▶ [Required work]:
A faithful copy of each record is required, minus the images.

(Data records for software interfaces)
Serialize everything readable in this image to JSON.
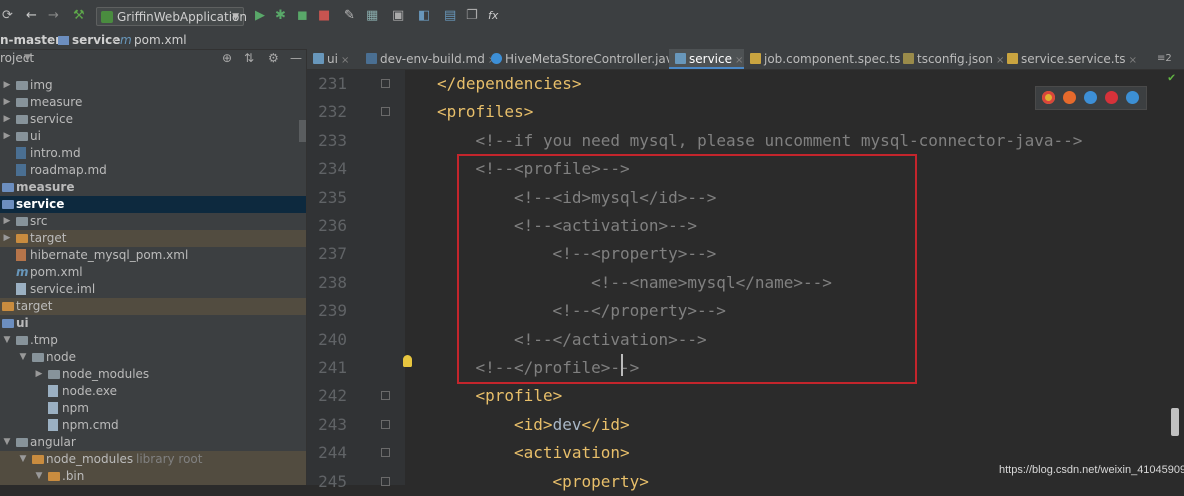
{
  "toolbar": {
    "run_config": "GriffinWebApplication",
    "fx_label": "fx"
  },
  "breadcrumb": [
    "n-master",
    "service",
    "pom.xml"
  ],
  "project": {
    "header": "roject",
    "tree": [
      {
        "label": "img",
        "kind": "folder",
        "depth": 0,
        "arrow": "▶"
      },
      {
        "label": "measure",
        "kind": "folder",
        "depth": 0,
        "arrow": "▶"
      },
      {
        "label": "service",
        "kind": "folder",
        "depth": 0,
        "arrow": "▶"
      },
      {
        "label": "ui",
        "kind": "folder",
        "depth": 0,
        "arrow": "▶"
      },
      {
        "label": "intro.md",
        "kind": "md",
        "depth": 0,
        "arrow": ""
      },
      {
        "label": "roadmap.md",
        "kind": "md",
        "depth": 0,
        "arrow": ""
      },
      {
        "label": "measure",
        "kind": "module",
        "depth": -1,
        "arrow": "",
        "bold": true
      },
      {
        "label": "service",
        "kind": "module",
        "depth": -1,
        "arrow": "",
        "bold": true,
        "selected": true
      },
      {
        "label": "src",
        "kind": "folder",
        "depth": 0,
        "arrow": "▶"
      },
      {
        "label": "target",
        "kind": "folder-orange",
        "depth": 0,
        "arrow": "▶",
        "excluded": true
      },
      {
        "label": "hibernate_mysql_pom.xml",
        "kind": "xml",
        "depth": 0,
        "arrow": ""
      },
      {
        "label": "pom.xml",
        "kind": "maven",
        "depth": 0,
        "arrow": ""
      },
      {
        "label": "service.iml",
        "kind": "file",
        "depth": 0,
        "arrow": ""
      },
      {
        "label": "target",
        "kind": "folder-orange",
        "depth": -1,
        "arrow": "",
        "excluded": true
      },
      {
        "label": "ui",
        "kind": "module",
        "depth": -1,
        "arrow": "",
        "bold": true
      },
      {
        "label": ".tmp",
        "kind": "folder",
        "depth": 0,
        "arrow": "▼"
      },
      {
        "label": "node",
        "kind": "folder",
        "depth": 1,
        "arrow": "▼"
      },
      {
        "label": "node_modules",
        "kind": "folder",
        "depth": 2,
        "arrow": "▶"
      },
      {
        "label": "node.exe",
        "kind": "file",
        "depth": 2,
        "arrow": ""
      },
      {
        "label": "npm",
        "kind": "file",
        "depth": 2,
        "arrow": ""
      },
      {
        "label": "npm.cmd",
        "kind": "file",
        "depth": 2,
        "arrow": ""
      },
      {
        "label": "angular",
        "kind": "folder",
        "depth": 0,
        "arrow": "▼"
      },
      {
        "label": "node_modules",
        "kind": "folder-orange",
        "depth": 1,
        "arrow": "▼",
        "excluded": true,
        "suffix": "library root"
      },
      {
        "label": ".bin",
        "kind": "folder-orange",
        "depth": 2,
        "arrow": "▼",
        "excluded": true
      }
    ]
  },
  "tabs": [
    {
      "label": "ui",
      "kind": "maven"
    },
    {
      "label": "dev-env-build.md",
      "kind": "md"
    },
    {
      "label": "HiveMetaStoreController.java",
      "kind": "java"
    },
    {
      "label": "service",
      "kind": "maven",
      "active": true
    },
    {
      "label": "job.component.spec.ts",
      "kind": "ts"
    },
    {
      "label": "tsconfig.json",
      "kind": "json"
    },
    {
      "label": "service.service.ts",
      "kind": "ts"
    }
  ],
  "tabs_overflow": "≡2",
  "editor": {
    "lines": [
      {
        "num": "231",
        "indent": 2,
        "parts": [
          {
            "c": "tag",
            "t": "</dependencies>"
          }
        ]
      },
      {
        "num": "232",
        "indent": 2,
        "parts": [
          {
            "c": "tag",
            "t": "<profiles>"
          }
        ]
      },
      {
        "num": "233",
        "indent": 4,
        "parts": [
          {
            "c": "cmt",
            "t": "<!--if you need mysql, please uncomment mysql-connector-java-->"
          }
        ]
      },
      {
        "num": "234",
        "indent": 4,
        "parts": [
          {
            "c": "cmt",
            "t": "<!--<profile>-->"
          }
        ]
      },
      {
        "num": "235",
        "indent": 6,
        "parts": [
          {
            "c": "cmt",
            "t": "<!--<id>mysql</id>-->"
          }
        ]
      },
      {
        "num": "236",
        "indent": 6,
        "parts": [
          {
            "c": "cmt",
            "t": "<!--<activation>-->"
          }
        ]
      },
      {
        "num": "237",
        "indent": 8,
        "parts": [
          {
            "c": "cmt",
            "t": "<!--<property>-->"
          }
        ]
      },
      {
        "num": "238",
        "indent": 10,
        "parts": [
          {
            "c": "cmt",
            "t": "<!--<name>mysql</name>-->"
          }
        ]
      },
      {
        "num": "239",
        "indent": 8,
        "parts": [
          {
            "c": "cmt",
            "t": "<!--</property>-->"
          }
        ]
      },
      {
        "num": "240",
        "indent": 6,
        "parts": [
          {
            "c": "cmt",
            "t": "<!--</activation>-->"
          }
        ]
      },
      {
        "num": "241",
        "indent": 4,
        "parts": [
          {
            "c": "cmt",
            "t": "<!--</profile>-->"
          }
        ]
      },
      {
        "num": "242",
        "indent": 4,
        "parts": [
          {
            "c": "tag",
            "t": "<profile>"
          }
        ]
      },
      {
        "num": "243",
        "indent": 6,
        "parts": [
          {
            "c": "tag",
            "t": "<id>"
          },
          {
            "c": "txt",
            "t": "dev"
          },
          {
            "c": "tag",
            "t": "</id>"
          }
        ]
      },
      {
        "num": "244",
        "indent": 6,
        "parts": [
          {
            "c": "tag",
            "t": "<activation>"
          }
        ]
      },
      {
        "num": "245",
        "indent": 8,
        "parts": [
          {
            "c": "tag",
            "t": "<property>"
          }
        ]
      }
    ]
  },
  "watermark": "https://blog.csdn.net/weixin_41045909",
  "colors": {
    "tag": "#e8bf6a",
    "comment": "#808080",
    "highlight_box": "#c4252c",
    "selection": "#0d293e"
  }
}
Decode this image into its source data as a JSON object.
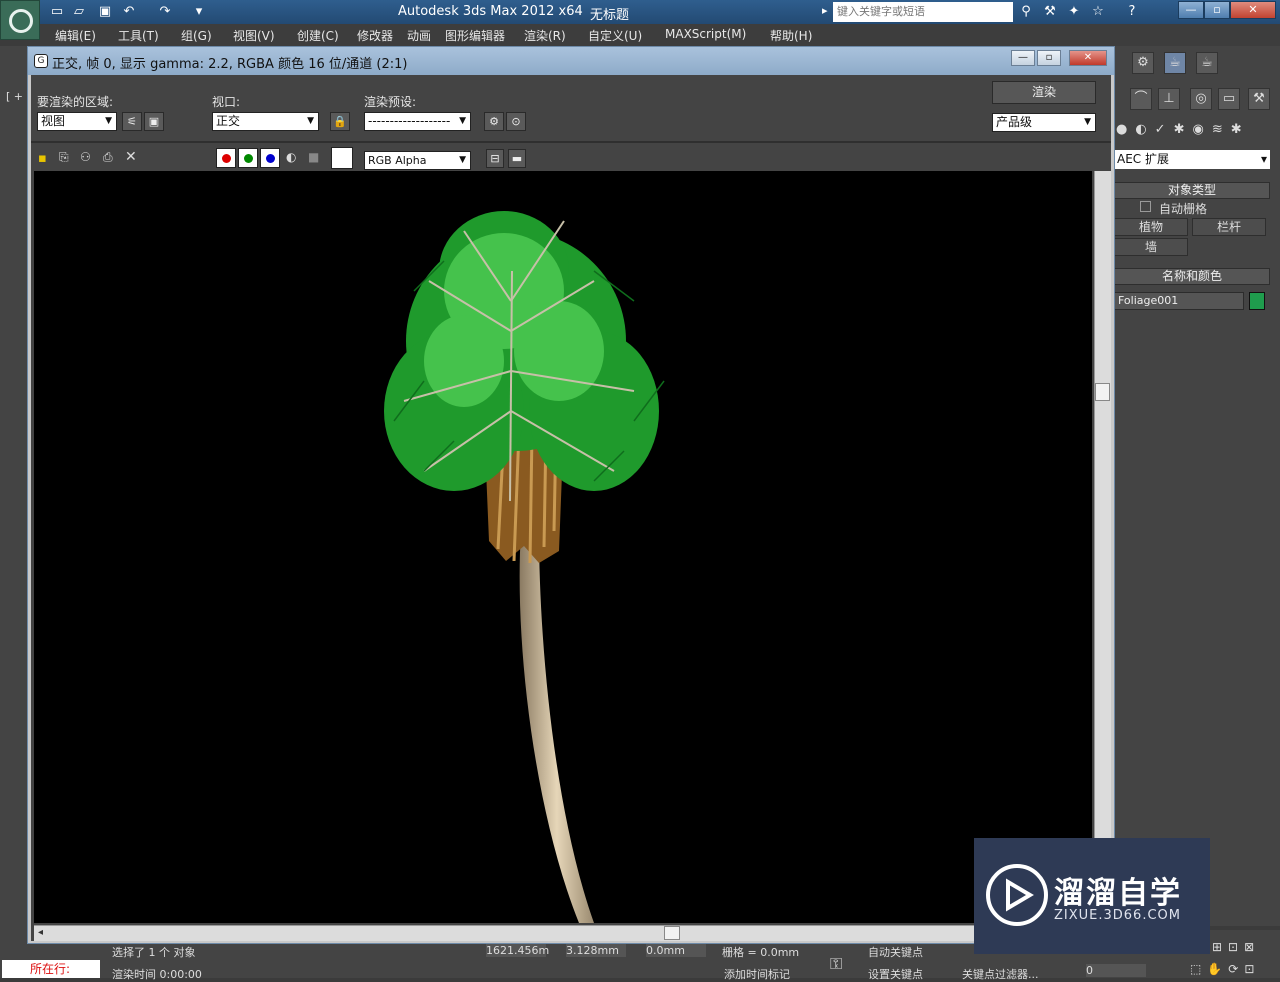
{
  "app": {
    "title": "Autodesk 3ds Max  2012 x64",
    "doc": "无标题",
    "search_placeholder": "键入关键字或短语"
  },
  "menu": [
    "编辑(E)",
    "工具(T)",
    "组(G)",
    "视图(V)",
    "创建(C)",
    "修改器",
    "动画",
    "图形编辑器",
    "渲染(R)",
    "自定义(U)",
    "MAXScript(M)",
    "帮助(H)"
  ],
  "render_frame": {
    "title": "正交, 帧 0, 显示 gamma: 2.2, RGBA 颜色 16 位/通道 (2:1)",
    "area_label": "要渲染的区域:",
    "area_value": "视图",
    "viewport_label": "视口:",
    "viewport_value": "正交",
    "preset_label": "渲染预设:",
    "preset_value": "-------------------",
    "render_button": "渲染",
    "quality_value": "产品级",
    "channel_value": "RGB Alpha"
  },
  "right_panel": {
    "category": "AEC 扩展",
    "object_type_header": "对象类型",
    "autogrid_label": "自动栅格",
    "buttons": [
      "植物",
      "栏杆",
      "墙"
    ],
    "name_color_header": "名称和颜色",
    "object_name": "Foliage001",
    "object_color": "#1f9c4d"
  },
  "status": {
    "selection": "选择了 1 个 对象",
    "render_time": "渲染时间  0:00:00",
    "x_value": "1621.456m",
    "y_value": "3.128mm",
    "z_value": "0.0mm",
    "grid": "栅格 = 0.0mm",
    "auto_key": "自动关键点",
    "set_key": "设置关键点",
    "add_time_tag": "添加时间标记",
    "key_filters": "关键点过滤器...",
    "frame": "0",
    "running": "所在行:"
  },
  "watermark": {
    "main": "溜溜自学",
    "sub": "ZIXUE.3D66.COM"
  }
}
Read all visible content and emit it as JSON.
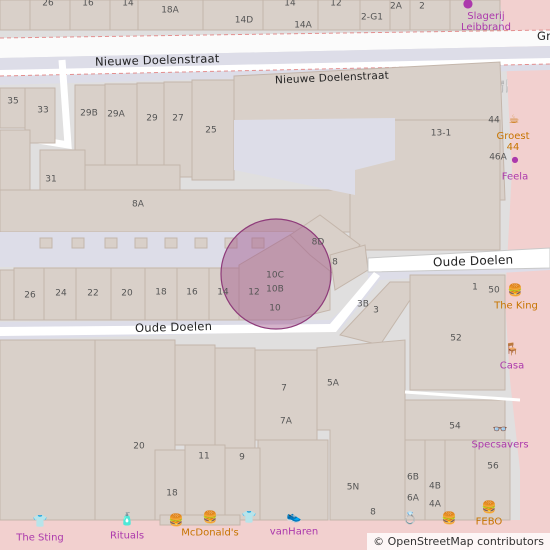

▶ [Response area]:
Serialize everything readable in this image to JSON.
{
  "toolbar": {
    "run_config": "GriffinWebApplication",
    "fx_label": "fx"
  },
  "breadcrumb": [
    "n-master",
    "service",
    "pom.xml"
  ],
  "project": {
    "header": "roject",
    "tree": [
      {
        "label": "img",
        "kind": "folder",
        "depth": 0,
        "arrow": "▶"
      },
      {
        "label": "measure",
        "kind": "folder",
        "depth": 0,
        "arrow": "▶"
      },
      {
        "label": "service",
        "kind": "folder",
        "depth": 0,
        "arrow": "▶"
      },
      {
        "label": "ui",
        "kind": "folder",
        "depth": 0,
        "arrow": "▶"
      },
      {
        "label": "intro.md",
        "kind": "md",
        "depth": 0,
        "arrow": ""
      },
      {
        "label": "roadmap.md",
        "kind": "md",
        "depth": 0,
        "arrow": ""
      },
      {
        "label": "measure",
        "kind": "module",
        "depth": -1,
        "arrow": "",
        "bold": true
      },
      {
        "label": "service",
        "kind": "module",
        "depth": -1,
        "arrow": "",
        "bold": true,
        "selected": true
      },
      {
        "label": "src",
        "kind": "folder",
        "depth": 0,
        "arrow": "▶"
      },
      {
        "label": "target",
        "kind": "folder-orange",
        "depth": 0,
        "arrow": "▶",
        "excluded": true
      },
      {
        "label": "hibernate_mysql_pom.xml",
        "kind": "xml",
        "depth": 0,
        "arrow": ""
      },
      {
        "label": "pom.xml",
        "kind": "maven",
        "depth": 0,
        "arrow": ""
      },
      {
        "label": "service.iml",
        "kind": "file",
        "depth": 0,
        "arrow": ""
      },
      {
        "label": "target",
        "kind": "folder-orange",
        "depth": -1,
        "arrow": "",
        "excluded": true
      },
      {
        "label": "ui",
        "kind": "module",
        "depth": -1,
        "arrow": "",
        "bold": true
      },
      {
        "label": ".tmp",
        "kind": "folder",
        "depth": 0,
        "arrow": "▼"
      },
      {
        "label": "node",
        "kind": "folder",
        "depth": 1,
        "arrow": "▼"
      },
      {
        "label": "node_modules",
        "kind": "folder",
        "depth": 2,
        "arrow": "▶"
      },
      {
        "label": "node.exe",
        "kind": "file",
        "depth": 2,
        "arrow": ""
      },
      {
        "label": "npm",
        "kind": "file",
        "depth": 2,
        "arrow": ""
      },
      {
        "label": "npm.cmd",
        "kind": "file",
        "depth": 2,
        "arrow": ""
      },
      {
        "label": "angular",
        "kind": "folder",
        "depth": 0,
        "arrow": "▼"
      },
      {
        "label": "node_modules",
        "kind": "folder-orange",
        "depth": 1,
        "arrow": "▼",
        "excluded": true,
        "suffix": "library root"
      },
      {
        "label": ".bin",
        "kind": "folder-orange",
        "depth": 2,
        "arrow": "▼",
        "excluded": true
      }
    ]
  },
  "tabs": [
    {
      "label": "ui",
      "kind": "maven"
    },
    {
      "label": "dev-env-build.md",
      "kind": "md"
    },
    {
      "label": "HiveMetaStoreController.java",
      "kind": "java"
    },
    {
      "label": "service",
      "kind": "maven",
      "active": true
    },
    {
      "label": "job.component.spec.ts",
      "kind": "ts"
    },
    {
      "label": "tsconfig.json",
      "kind": "json"
    },
    {
      "label": "service.service.ts",
      "kind": "ts"
    }
  ],
  "tabs_overflow": "≡2",
  "editor": {
    "lines": [
      {
        "num": "231",
        "indent": 2,
        "parts": [
          {
            "c": "tag",
            "t": "</dependencies>"
          }
        ]
      },
      {
        "num": "232",
        "indent": 2,
        "parts": [
          {
            "c": "tag",
            "t": "<profiles>"
          }
        ]
      },
      {
        "num": "233",
        "indent": 4,
        "parts": [
          {
            "c": "cmt",
            "t": "<!--if you need mysql, please uncomment mysql-connector-java-->"
          }
        ]
      },
      {
        "num": "234",
        "indent": 4,
        "parts": [
          {
            "c": "cmt",
            "t": "<!--<profile>-->"
          }
        ]
      },
      {
        "num": "235",
        "indent": 6,
        "parts": [
          {
            "c": "cmt",
            "t": "<!--<id>mysql</id>-->"
          }
        ]
      },
      {
        "num": "236",
        "indent": 6,
        "parts": [
          {
            "c": "cmt",
            "t": "<!--<activation>-->"
          }
        ]
      },
      {
        "num": "237",
        "indent": 8,
        "parts": [
          {
            "c": "cmt",
            "t": "<!--<property>-->"
          }
        ]
      },
      {
        "num": "238",
        "indent": 10,
        "parts": [
          {
            "c": "cmt",
            "t": "<!--<name>mysql</name>-->"
          }
        ]
      },
      {
        "num": "239",
        "indent": 8,
        "parts": [
          {
            "c": "cmt",
            "t": "<!--</property>-->"
          }
        ]
      },
      {
        "num": "240",
        "indent": 6,
        "parts": [
          {
            "c": "cmt",
            "t": "<!--</activation>-->"
          }
        ]
      },
      {
        "num": "241",
        "indent": 4,
        "parts": [
          {
            "c": "cmt",
            "t": "<!--</profile>-->"
          }
        ]
      },
      {
        "num": "242",
        "indent": 4,
        "parts": [
          {
            "c": "tag",
            "t": "<profile>"
          }
        ]
      },
      {
        "num": "243",
        "indent": 6,
        "parts": [
          {
            "c": "tag",
            "t": "<id>"
          },
          {
            "c": "txt",
            "t": "dev"
          },
          {
            "c": "tag",
            "t": "</id>"
          }
        ]
      },
      {
        "num": "244",
        "indent": 6,
        "parts": [
          {
            "c": "tag",
            "t": "<activation>"
          }
        ]
      },
      {
        "num": "245",
        "indent": 8,
        "parts": [
          {
            "c": "tag",
            "t": "<property>"
          }
        ]
      }
    ]
  },
  "watermark": "https://blog.csdn.net/weixin_41045909",
  "colors": {
    "tag": "#e8bf6a",
    "comment": "#808080",
    "highlight_box": "#c4252c",
    "selection": "#0d293e"
  }
}
Decode this image into its source data as a JSON object.
{
  "app": {
    "title": "Autodesk 3ds Max  2012 x64",
    "doc": "无标题",
    "search_placeholder": "键入关键字或短语"
  },
  "menu": [
    "编辑(E)",
    "工具(T)",
    "组(G)",
    "视图(V)",
    "创建(C)",
    "修改器",
    "动画",
    "图形编辑器",
    "渲染(R)",
    "自定义(U)",
    "MAXScript(M)",
    "帮助(H)"
  ],
  "render_frame": {
    "title": "正交, 帧 0, 显示 gamma: 2.2, RGBA 颜色 16 位/通道 (2:1)",
    "area_label": "要渲染的区域:",
    "area_value": "视图",
    "viewport_label": "视口:",
    "viewport_value": "正交",
    "preset_label": "渲染预设:",
    "preset_value": "-------------------",
    "render_button": "渲染",
    "quality_value": "产品级",
    "channel_value": "RGB Alpha"
  },
  "right_panel": {
    "category": "AEC 扩展",
    "object_type_header": "对象类型",
    "autogrid_label": "自动栅格",
    "buttons": [
      "植物",
      "栏杆",
      "墙"
    ],
    "name_color_header": "名称和颜色",
    "object_name": "Foliage001",
    "object_color": "#1f9c4d"
  },
  "status": {
    "selection": "选择了 1 个 对象",
    "render_time": "渲染时间  0:00:00",
    "x_value": "1621.456m",
    "y_value": "3.128mm",
    "z_value": "0.0mm",
    "grid": "栅格 = 0.0mm",
    "auto_key": "自动关键点",
    "set_key": "设置关键点",
    "add_time_tag": "添加时间标记",
    "key_filters": "关键点过滤器...",
    "frame": "0",
    "running": "所在行:"
  },
  "watermark": {
    "main": "溜溜自学",
    "sub": "ZIXUE.3D66.COM"
  }
}
Read all visible content and emit it as JSON.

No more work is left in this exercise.